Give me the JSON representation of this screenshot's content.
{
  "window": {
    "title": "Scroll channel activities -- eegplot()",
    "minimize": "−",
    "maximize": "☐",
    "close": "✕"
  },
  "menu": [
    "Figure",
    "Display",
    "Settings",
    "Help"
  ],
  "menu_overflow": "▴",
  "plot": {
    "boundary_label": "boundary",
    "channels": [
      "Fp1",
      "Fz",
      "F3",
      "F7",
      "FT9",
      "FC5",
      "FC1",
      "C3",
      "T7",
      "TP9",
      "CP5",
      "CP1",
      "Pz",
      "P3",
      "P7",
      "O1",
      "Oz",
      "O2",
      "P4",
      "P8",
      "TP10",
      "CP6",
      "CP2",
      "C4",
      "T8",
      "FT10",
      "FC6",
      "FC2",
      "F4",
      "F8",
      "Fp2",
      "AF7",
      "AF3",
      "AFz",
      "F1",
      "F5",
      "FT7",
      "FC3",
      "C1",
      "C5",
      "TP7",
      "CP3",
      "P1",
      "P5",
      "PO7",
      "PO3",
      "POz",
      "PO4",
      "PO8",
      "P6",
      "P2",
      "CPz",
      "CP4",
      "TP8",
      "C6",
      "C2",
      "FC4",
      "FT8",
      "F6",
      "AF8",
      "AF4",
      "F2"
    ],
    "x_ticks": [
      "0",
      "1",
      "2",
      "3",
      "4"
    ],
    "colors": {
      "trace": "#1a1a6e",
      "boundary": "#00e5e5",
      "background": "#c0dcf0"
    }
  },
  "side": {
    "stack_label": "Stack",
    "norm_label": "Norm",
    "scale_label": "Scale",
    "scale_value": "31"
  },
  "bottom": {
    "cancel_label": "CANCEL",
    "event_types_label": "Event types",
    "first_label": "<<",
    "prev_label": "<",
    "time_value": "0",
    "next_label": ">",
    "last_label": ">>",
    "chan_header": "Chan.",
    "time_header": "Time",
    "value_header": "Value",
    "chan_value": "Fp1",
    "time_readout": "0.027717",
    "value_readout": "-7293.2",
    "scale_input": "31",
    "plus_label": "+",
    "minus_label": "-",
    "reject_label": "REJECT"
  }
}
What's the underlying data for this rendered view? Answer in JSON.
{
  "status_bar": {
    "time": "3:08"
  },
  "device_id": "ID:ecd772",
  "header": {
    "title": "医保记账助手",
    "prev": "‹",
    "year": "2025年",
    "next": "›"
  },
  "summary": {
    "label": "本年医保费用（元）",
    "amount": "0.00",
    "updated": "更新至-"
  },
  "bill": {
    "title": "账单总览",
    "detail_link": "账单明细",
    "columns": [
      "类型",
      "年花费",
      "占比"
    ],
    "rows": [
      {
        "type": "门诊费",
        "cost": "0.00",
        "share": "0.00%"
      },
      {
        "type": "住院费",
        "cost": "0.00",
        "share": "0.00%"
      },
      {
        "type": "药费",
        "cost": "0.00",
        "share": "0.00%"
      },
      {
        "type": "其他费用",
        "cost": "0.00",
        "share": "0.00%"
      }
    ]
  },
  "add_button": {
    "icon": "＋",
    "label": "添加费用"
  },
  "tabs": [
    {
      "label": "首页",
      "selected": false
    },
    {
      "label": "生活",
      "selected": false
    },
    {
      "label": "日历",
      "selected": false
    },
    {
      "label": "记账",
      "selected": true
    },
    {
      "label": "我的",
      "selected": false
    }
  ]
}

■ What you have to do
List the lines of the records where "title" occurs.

■ Exercise output
    "title": "Scroll channel activities -- eegplot()",
    "title": "医保记账助手",
    "title": "账单总览",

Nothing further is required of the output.